‘Touching the Rock’ by John Hull
John Hull was born in 1935 in Victoria, Australia, with full vision. In 1980, after many years of experiencing issues with his sight, he became legally blind (Hull). John wrote a book about his experiences with coping from being a sighted individual to learning how to deal with the blankness. This book is ‘Touching the Rock’, an experience of blindness.
I will review three extracts taken from the book – ‘Faces’, ‘Rain’ and ‘Between you and me, a smile’.
FACES – “There are those with faces, and those without faces . Hull describes how he can still picture people he knew before he lost his sight, however the people he has met since, are without a face. He compares his lack of vision to an art gallery. There are canvasses on the wall, some of which are familiar to him, some which are blank. The blank canvasses are new faces, ones he has never seen and struggles to visualise. The contrast between a gallery and his sight is beautifully written and effective.
As I study this section, I close my eyes, becoming part of his darkness, to form a connection with the gallery. Some canvasses on the wall have a clear image with intricate details forcefully pushing through the darkness. Then I come across a blank canvass, nothing catching my attention. The harder I try to form a picture, anything at all, the further the canvass falls into nothingness. But I can open my eyes and pursue the image, Hull cannot.
Hull describes the images he has of his three children, three years after becoming blind. His eldest child is now ten years old but his memory is of photo’s taken of her up until she was seven. His youngest child he has never actually seen, so she is a blank portrait, like many others in his life.
The sadness of ‘Faces’ flows through out, making me feel sympathetic for his major loss. He almost appears to be bitter, angry at his loss, which is understandable. He is expressing his mourning for his sight through the loss of never being able to see his children grow up, a realisation he may not have fully understood until now.
RAIN – “…it has granted a gift to me, the gift of the world”. Hull describes a simple experience of opening his front door and it is raining.

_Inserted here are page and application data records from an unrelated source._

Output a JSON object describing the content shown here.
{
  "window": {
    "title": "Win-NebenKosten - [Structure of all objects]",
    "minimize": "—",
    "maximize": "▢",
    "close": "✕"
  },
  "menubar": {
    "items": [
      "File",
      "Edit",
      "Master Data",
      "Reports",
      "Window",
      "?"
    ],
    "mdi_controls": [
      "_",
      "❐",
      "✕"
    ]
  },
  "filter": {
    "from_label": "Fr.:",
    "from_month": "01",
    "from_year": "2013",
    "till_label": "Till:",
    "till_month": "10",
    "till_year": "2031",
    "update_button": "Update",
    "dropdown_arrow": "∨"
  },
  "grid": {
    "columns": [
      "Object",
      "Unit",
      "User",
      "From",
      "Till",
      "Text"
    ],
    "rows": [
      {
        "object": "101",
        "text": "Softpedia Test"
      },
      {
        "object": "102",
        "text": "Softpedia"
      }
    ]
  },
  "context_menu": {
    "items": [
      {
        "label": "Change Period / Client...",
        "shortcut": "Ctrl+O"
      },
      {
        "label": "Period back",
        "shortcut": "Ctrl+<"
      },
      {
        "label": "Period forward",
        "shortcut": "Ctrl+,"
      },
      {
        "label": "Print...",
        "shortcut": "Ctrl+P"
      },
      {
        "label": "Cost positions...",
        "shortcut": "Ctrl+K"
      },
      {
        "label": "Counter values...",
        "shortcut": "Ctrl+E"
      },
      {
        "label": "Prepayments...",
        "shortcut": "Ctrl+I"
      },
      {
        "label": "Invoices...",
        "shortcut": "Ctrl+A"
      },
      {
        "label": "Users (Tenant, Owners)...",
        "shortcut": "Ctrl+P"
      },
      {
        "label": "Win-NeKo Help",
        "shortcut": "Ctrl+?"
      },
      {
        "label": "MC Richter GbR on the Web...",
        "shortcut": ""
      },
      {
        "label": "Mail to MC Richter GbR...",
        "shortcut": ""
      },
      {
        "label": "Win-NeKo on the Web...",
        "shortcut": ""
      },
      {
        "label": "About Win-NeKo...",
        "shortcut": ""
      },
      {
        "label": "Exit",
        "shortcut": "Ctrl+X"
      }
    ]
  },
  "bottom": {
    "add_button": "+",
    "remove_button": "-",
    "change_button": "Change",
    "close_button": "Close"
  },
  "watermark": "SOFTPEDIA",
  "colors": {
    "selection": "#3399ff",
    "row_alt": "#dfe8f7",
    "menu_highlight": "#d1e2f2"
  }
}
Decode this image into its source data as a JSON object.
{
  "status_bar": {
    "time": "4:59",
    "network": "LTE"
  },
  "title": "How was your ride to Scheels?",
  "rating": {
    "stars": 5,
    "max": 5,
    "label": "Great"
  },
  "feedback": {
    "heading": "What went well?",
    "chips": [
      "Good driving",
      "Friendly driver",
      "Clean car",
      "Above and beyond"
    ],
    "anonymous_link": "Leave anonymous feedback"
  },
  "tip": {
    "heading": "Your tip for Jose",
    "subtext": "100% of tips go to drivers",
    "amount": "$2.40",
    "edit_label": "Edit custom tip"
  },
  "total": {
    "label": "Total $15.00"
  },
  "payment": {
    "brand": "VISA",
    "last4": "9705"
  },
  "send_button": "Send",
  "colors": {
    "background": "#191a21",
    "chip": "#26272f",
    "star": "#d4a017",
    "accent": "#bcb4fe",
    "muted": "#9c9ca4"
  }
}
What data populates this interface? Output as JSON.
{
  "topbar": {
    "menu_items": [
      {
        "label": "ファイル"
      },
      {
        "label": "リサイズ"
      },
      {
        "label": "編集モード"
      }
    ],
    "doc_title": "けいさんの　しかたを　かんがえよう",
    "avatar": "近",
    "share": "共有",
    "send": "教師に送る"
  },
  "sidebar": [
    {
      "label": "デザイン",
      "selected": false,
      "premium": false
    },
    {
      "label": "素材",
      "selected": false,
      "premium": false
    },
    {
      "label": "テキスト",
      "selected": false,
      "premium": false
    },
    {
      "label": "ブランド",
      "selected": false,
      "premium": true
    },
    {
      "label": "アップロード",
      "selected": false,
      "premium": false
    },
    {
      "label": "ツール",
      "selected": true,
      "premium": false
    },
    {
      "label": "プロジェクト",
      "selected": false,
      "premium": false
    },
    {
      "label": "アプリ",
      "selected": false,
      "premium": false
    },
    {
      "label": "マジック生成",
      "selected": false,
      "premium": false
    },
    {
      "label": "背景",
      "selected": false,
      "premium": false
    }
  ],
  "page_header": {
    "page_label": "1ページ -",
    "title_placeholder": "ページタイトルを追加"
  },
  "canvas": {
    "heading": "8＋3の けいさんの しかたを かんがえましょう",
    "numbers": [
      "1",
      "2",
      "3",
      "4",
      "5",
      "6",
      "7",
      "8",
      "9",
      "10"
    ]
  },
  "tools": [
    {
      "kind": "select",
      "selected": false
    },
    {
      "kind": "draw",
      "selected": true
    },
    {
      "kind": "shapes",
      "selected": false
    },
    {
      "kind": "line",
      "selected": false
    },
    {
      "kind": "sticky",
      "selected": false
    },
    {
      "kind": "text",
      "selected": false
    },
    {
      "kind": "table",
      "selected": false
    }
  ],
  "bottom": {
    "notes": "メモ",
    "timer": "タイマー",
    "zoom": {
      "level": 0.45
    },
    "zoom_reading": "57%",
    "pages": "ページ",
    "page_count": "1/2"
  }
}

This was written only a few months after ‘Faces’ but the difference in the emotion of the two is extreme.
He has been able to capture every intricate detail of what rain feels like, smells like, sounds like and even looks like through the eyes of the eyeless. He is joyous in his words and believes he is at one with the world when it is raining. An amazingly uplifting section, I smiled through out, wishing as I read that the rain would fall outside.
I have never looked at rain in the way Hull does. Yes I have vision but it made me realise just how beautiful the world is with simple, common experiences. Hull was able to see the world as a sighted person sees the world when it rains, as every sense in his body became sensitised to his surroundings.
There was no loss in this section, no deep sadness, only recognition of his reality. It was as though this part of his life, which he had taken for granted, now was the part that made him happy with losing his vision. ‘Rain’ is the journal log that is most commonly used for promotion of his book; (Hull, RAIN 9th September 1983), maybe it is when the light finally began to shine through.
BETWEEN YOU AND ME, A SMILE – “…the breakdown which blindness causes in the language of smiles . This is written six years after losing his vision and he is with his youngest child helping her get dressed. They exchange smiles but his daughter is confused how he knows that she is smiling.
Such a touching moment that I shed a little tear. A tear for his loss of never seeing his child smile. A tear for his joy at knowing his child was smiling with him. A tear for his knowledge that he had accepted his lot in life and his children were flourishing.
I knew when I read this that I needed to read the complete book. He is not trying to hide what it is like to be blind. He is not focusing on all the negatives about being blind. His words gave me the opportunity to see how he sees life and it is not as dark as I originally believed.
In an interview with Hull by Mary D’Apice from VisionAware, Hull talks about the first few years he did not register that he was actually blind. He talks about his acceptance of blindness, understanding fully in order for it to not destroy his life.
It was through his many vivid dreams that he learnt how to begin to deal with his loss and move on with life. Hull also points out what many people think maybe helpful for those who are blind or assumed about those with no sight, something I must admit I thought too. Not judging a book by its cover (sorry about the pun) is a lesson I learnt from reading his private journal.
Reading his book, I felt like I went through the journey with him. He went through the acceptance and then the understanding and now leads a full and active life. A beautifully written journal, something to read when you need time to slow down and gain a deeper appreciation of life. Highly recommended to all age groups.